  • The salvation that resulted from faith occurred demonstrating that Zaccheus was “he, too, is a son of Abraham” – a true Jew – cp. Romans 2:28-29.

B. The Credit for Salvation – v. 10

  • Lest we become confused re: who is to be credited with salvation – the Lord clarifies it for us: “For the Son of Man has come to seek and to save that which was lost.”
  • Jesus here declares that He alone is the Savior and is the One who is to be credited with the salvation that men know – the reason He came.
  1. He came “to seek” [ζητέω] – look for or to find something – cp. Luke 15 – the shepherd seeking lost sheep; woman seeking lost coin; father seeking lost son.
  2. He came “to save” [σῴζω] – to rescue from harm – in this case, from the harm of God’s wrath – God the Son saves us from the wrath of God.
  • There is no one who seeks after God without the work of grace being present to quicken them to faith – Romans 3:11; Genesis 3:8-9.
  • It is only when a “lost” person for whom God is seeking is stirred by God – drawn by the Father to the Son – will they have interest in Jesus Christ – 1 John 4:19; Jeremiah 29:13; Amos 5:4; Matthew 6:33.

Application:

  1. Think through the responses caused by Zaccheus’ faith … have all of these been seen in your life? 
  2. What does realizing that you didn’t choose God, but that He chose you have on your worship? 

So What?

The severity of your sin is irrelevant to God’s willingness to save you.

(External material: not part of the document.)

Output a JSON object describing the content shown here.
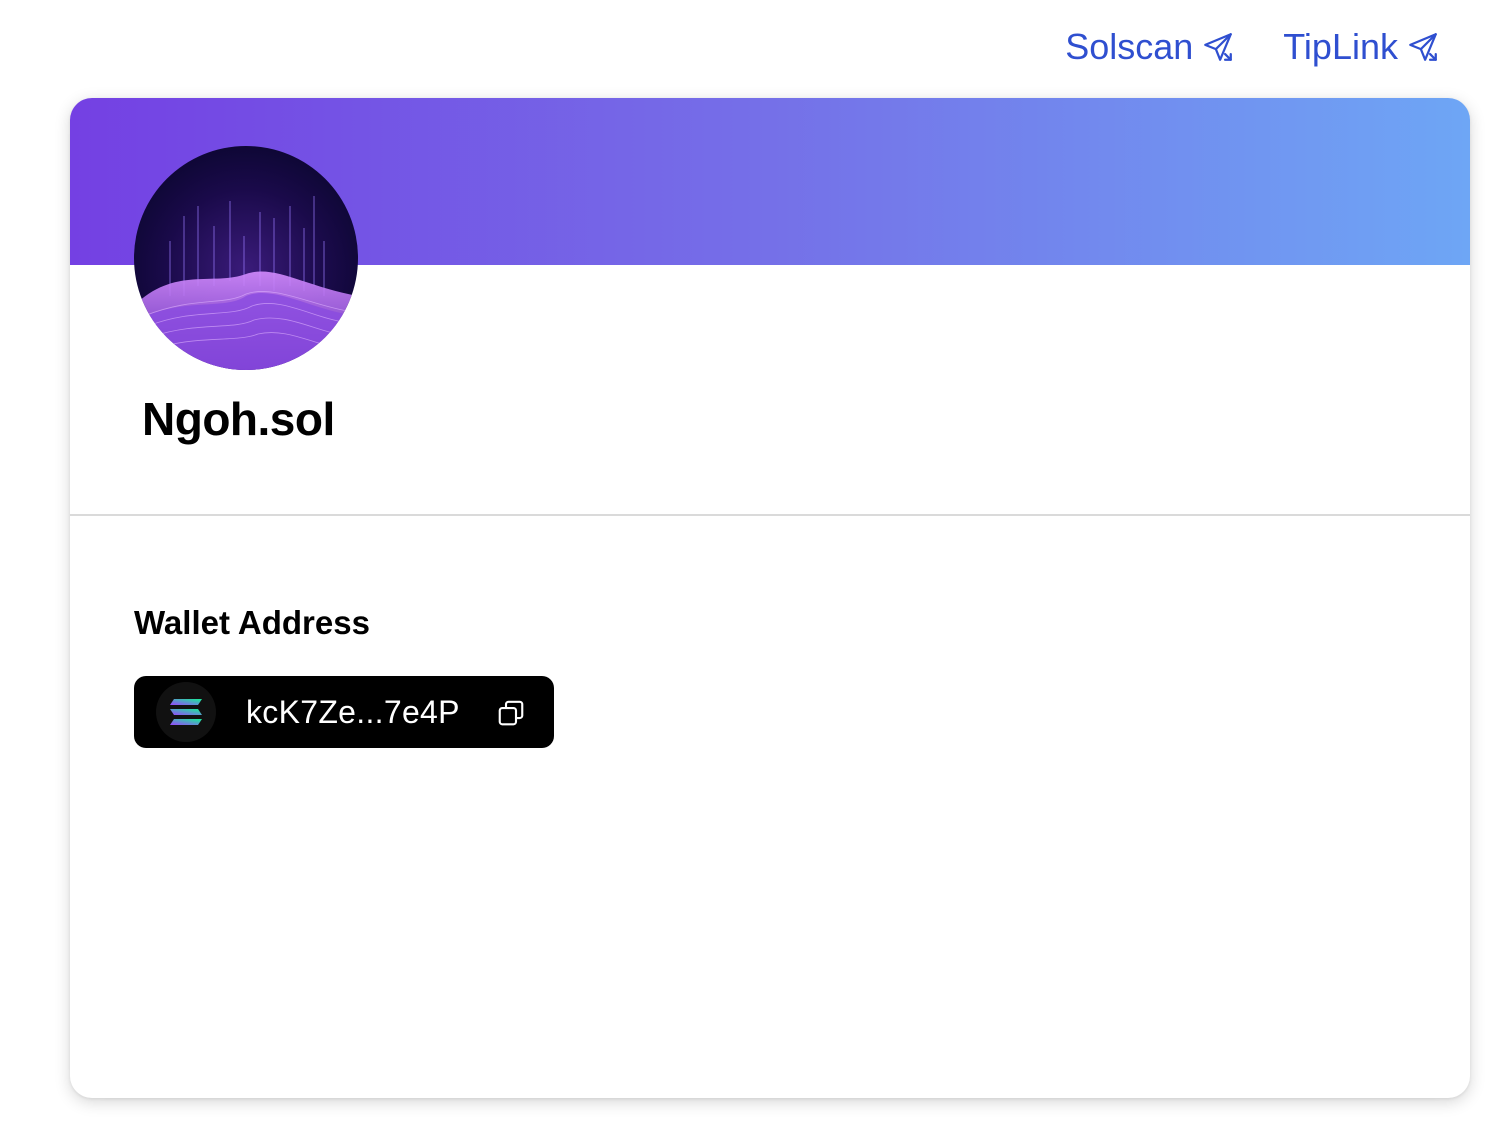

Grace causes a sinner’s craving to know Jesus.

When you are drawn to Christ through grace, you abandon self-interest and seek the interests of Jesus.

The impact of saving grace is instantaneous and immediate; conversion is radical.

If you are lost today, know that Jesus is seeking you in order to save you.